One of the hard responsibilities you have when opening your property up for rent is that not all the tenants you’ll be dealing with will be agreeable. From young ones who may not be the quietest tenants to financially struggling adults and families that’ll be behind on rent for a month or two – the problems you face can be endless.
Without a system to handle it, it may all get overwhelming at times. As a landlord, the best practice you have to imbue is balancing your empathy and humanity alongside your business mindset, you did go into this business to make a profit after all.
To keep the balance and still show compassion and understanding as needed, you can try to adopt a few of the policies and suggestions listed below to stop you from having to deal with difficult situations with your tenants.
Rigid And Strict Policies In The Contract
This would depend wholly on the community your property is situated in and personal preferences. Do you not want your tenants to have a pet? How about house parties? Make all these clear and put in a “restrictions” clause in your tenant-landlord rental agreement so that you can refer to it if any of your tenants do violate your terms. Letting them know that they signed and agreed to your restrictions automatically removes any bargaining power they may have had.
Couple Your Grace Period With Reminders
If you are a landlord who will be willing to provide a grace period for financially struggling tenants such as giving them a ten-day window after the due date of their rent before any interest or penalties are applied, couple it with reminders. Send either an email or text (the best option is both) at the three-day, six-day, and nine-day mark.
Giving this kind of grace period is already an act of you being understanding and emphatic of their situation while still being firm on your needs and rights as a landlord. Do not offer the grace period as an option when your tenants move in but have a separate document for this for them to sign should they approach you about financial problems.
To make sure that your property is not being used for any illegal activity, and is not being abused way more than the usual wear and tear and the like, the best thing you can do is to put in your lease that you will be having routine inspections, whatever schedule works for you and tenant, to make sure that everything is in order. This allows you to spot red flags as soon as they pop up and allow you to consider terminating the rental agreement if needed.
Keep Records of Everything
As a landlord, you must be prepared for any possible untoward incident. This can range from tenants claiming they’ve already paid this month’s rent when they haven’t or them saying you allowed them to bring in a pet even if your contract says otherwise. No official decisions or conversation with your tenants about these matters should be verbal. Ask them to submit requests they may have or disputes they have over email so you will always have a copy as well as make sure each payment, routine check, and agreement renewal if they have any is stored and kept safely with you.

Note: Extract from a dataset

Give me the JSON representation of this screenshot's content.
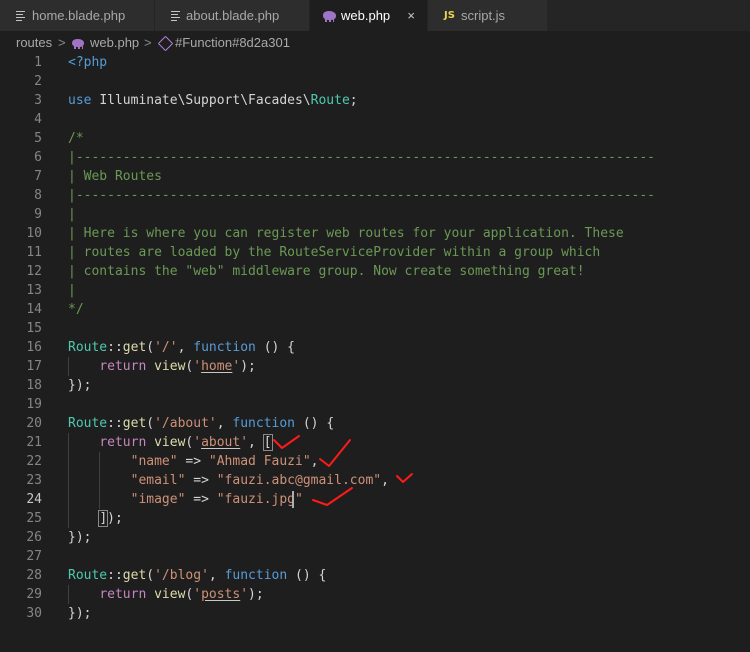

It may seem tedious but having a complete record of everything from when they first moved in with you up to the time they will decide to move out of your apartment is the perfect way to protect yourself. You can develop better record-keeping methods as you go along but make sure you don’t take any tenants in without having some kind of record-keeping system in place.
We all know that being a landlord and renting out your property is a lot of responsibility – as long as you do your part, you should be able to cope and handle any difficult situations your way. As you can see from our tips above, preparedness is your best armor against untoward situations. If you have the network or if you’re willing, try to converse and reach out to landlords who have already been renting out their properties for a long time to learn how they’ve managed and learned from certain experiences and gauge what kind of situations you’ll be having to deal with.